▶ **PROBLEM**: Pick out each line below containing "screenshot".

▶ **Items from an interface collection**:
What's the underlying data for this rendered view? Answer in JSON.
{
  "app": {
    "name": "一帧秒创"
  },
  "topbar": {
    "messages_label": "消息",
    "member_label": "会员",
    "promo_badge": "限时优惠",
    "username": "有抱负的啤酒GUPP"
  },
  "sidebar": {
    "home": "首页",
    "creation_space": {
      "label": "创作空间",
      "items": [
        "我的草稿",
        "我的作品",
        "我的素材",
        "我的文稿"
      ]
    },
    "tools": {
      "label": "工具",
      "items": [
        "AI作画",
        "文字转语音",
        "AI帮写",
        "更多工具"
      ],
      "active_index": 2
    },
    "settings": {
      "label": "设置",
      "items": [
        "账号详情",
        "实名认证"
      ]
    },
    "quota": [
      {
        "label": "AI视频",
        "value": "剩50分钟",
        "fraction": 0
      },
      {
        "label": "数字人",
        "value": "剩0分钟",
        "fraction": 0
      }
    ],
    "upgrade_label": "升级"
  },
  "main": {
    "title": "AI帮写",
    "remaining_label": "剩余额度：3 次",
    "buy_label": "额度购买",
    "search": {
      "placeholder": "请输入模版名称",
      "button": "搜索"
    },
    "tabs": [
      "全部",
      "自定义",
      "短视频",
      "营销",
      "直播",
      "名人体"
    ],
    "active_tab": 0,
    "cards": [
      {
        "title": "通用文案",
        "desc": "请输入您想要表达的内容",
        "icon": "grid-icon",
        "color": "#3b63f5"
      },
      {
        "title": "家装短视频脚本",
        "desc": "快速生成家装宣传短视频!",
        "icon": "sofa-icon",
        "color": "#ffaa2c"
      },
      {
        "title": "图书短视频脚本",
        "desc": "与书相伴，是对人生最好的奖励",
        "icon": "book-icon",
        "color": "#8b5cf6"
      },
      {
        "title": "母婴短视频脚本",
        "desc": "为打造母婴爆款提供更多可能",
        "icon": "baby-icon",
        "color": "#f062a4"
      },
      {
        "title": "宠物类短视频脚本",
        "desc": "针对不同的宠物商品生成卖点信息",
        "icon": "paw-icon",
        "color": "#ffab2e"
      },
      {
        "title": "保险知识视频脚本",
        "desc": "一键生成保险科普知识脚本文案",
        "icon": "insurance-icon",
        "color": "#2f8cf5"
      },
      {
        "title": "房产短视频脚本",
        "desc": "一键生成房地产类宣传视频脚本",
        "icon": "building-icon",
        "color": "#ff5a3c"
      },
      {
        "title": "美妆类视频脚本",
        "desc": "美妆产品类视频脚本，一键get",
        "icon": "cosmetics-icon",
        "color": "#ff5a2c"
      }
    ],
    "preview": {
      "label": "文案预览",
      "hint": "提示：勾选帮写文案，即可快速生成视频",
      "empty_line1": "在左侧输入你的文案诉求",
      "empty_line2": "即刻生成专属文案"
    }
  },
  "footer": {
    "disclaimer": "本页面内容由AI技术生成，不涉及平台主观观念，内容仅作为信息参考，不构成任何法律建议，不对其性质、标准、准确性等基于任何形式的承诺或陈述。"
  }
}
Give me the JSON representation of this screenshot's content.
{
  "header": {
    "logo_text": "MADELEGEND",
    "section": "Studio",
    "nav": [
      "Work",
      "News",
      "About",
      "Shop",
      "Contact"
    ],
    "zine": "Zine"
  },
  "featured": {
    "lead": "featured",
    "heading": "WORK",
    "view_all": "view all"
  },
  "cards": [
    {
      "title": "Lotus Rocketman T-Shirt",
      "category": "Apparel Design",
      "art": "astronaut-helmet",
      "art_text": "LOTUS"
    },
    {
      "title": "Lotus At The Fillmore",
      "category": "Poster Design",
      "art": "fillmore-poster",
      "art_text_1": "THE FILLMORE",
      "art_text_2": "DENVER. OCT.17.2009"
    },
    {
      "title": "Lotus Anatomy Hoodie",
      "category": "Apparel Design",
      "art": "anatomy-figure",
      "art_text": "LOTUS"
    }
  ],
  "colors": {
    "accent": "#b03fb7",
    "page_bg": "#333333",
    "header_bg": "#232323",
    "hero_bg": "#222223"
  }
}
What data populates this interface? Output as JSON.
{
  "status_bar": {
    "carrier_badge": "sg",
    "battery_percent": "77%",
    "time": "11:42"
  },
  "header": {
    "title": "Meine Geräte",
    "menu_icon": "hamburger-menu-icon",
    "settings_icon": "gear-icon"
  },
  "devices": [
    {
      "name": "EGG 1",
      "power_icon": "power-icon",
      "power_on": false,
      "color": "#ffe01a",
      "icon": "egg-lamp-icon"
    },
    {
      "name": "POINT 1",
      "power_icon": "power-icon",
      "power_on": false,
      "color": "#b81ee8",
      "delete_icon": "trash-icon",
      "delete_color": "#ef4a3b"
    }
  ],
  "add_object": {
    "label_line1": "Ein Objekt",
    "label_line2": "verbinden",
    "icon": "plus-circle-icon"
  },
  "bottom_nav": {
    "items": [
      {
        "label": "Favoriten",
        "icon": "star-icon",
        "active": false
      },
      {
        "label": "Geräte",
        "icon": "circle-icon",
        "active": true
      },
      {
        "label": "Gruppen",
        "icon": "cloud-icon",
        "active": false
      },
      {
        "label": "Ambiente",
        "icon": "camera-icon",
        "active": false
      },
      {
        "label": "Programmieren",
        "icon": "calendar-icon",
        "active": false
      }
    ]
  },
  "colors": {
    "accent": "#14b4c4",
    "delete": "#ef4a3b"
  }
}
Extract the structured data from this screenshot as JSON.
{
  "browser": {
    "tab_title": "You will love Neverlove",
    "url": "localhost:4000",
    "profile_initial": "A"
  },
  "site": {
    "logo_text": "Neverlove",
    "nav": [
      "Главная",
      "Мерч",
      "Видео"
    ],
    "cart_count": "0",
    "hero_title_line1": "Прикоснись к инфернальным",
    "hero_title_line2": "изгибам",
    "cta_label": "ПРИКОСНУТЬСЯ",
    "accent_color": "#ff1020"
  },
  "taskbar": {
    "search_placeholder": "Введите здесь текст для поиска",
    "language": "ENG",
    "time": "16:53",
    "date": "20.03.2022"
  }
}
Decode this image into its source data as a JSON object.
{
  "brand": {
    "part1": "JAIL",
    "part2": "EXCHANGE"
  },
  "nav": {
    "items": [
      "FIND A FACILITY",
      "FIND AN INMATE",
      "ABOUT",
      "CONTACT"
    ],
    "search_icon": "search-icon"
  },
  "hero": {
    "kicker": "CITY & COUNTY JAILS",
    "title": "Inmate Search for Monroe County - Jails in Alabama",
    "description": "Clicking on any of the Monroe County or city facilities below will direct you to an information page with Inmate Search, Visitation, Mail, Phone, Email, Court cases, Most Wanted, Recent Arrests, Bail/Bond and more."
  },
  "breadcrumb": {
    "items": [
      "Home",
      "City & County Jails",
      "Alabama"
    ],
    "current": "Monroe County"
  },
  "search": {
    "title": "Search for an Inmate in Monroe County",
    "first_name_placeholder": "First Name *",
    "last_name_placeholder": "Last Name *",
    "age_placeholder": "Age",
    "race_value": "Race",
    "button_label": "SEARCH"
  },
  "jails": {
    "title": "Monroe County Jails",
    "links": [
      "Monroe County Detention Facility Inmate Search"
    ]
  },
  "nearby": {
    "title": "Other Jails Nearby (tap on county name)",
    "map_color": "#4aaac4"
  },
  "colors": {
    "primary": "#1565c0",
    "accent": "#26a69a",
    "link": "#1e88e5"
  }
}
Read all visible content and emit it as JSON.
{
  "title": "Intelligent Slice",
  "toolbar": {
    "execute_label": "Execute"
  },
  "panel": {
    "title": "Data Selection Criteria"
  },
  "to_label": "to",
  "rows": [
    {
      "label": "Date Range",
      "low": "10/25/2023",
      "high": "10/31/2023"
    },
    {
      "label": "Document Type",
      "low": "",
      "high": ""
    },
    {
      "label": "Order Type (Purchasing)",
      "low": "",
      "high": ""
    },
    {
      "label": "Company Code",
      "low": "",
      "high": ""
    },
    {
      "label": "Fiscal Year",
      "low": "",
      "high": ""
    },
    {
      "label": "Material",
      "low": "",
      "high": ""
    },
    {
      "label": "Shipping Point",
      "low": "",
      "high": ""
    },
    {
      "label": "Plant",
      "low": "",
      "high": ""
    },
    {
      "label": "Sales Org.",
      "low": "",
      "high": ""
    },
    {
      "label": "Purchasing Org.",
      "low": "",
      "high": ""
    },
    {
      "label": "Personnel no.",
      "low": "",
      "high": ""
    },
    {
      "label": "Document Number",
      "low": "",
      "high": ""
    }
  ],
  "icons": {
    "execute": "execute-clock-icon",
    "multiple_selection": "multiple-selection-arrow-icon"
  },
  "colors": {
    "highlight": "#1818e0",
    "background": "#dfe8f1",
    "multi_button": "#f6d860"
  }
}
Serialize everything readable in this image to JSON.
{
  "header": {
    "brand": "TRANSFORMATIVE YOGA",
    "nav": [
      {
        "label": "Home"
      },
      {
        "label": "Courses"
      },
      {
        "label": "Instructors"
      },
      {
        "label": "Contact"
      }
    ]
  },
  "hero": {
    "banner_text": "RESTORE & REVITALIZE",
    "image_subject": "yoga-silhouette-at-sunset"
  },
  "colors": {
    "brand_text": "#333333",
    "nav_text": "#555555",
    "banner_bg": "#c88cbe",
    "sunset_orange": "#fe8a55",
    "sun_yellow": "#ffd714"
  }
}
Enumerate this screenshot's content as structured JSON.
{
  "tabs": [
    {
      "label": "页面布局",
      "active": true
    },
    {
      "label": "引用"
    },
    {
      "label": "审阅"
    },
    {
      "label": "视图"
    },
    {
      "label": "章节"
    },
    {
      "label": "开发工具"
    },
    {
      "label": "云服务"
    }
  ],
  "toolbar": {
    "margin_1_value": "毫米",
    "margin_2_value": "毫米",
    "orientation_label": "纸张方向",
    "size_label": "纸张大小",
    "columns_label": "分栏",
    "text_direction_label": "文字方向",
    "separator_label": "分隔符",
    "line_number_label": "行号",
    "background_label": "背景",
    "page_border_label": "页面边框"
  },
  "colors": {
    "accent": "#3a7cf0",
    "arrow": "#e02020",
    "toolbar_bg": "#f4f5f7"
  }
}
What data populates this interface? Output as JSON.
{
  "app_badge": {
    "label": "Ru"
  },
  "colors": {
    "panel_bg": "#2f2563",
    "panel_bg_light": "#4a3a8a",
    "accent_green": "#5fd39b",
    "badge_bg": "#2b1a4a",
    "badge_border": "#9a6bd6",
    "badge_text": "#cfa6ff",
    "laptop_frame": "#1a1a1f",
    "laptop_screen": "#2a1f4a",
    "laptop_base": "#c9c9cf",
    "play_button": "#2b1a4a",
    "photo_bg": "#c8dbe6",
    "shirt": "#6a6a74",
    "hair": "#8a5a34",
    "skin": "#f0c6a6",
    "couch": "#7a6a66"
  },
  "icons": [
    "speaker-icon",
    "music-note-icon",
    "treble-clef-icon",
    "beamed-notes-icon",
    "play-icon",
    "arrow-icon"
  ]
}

▶ **EXERCISE OUTPUT**:
Give me the JSON representation of this screenshot's content.
Extract the structured data from this screenshot as JSON.
Enumerate this screenshot's content as structured JSON.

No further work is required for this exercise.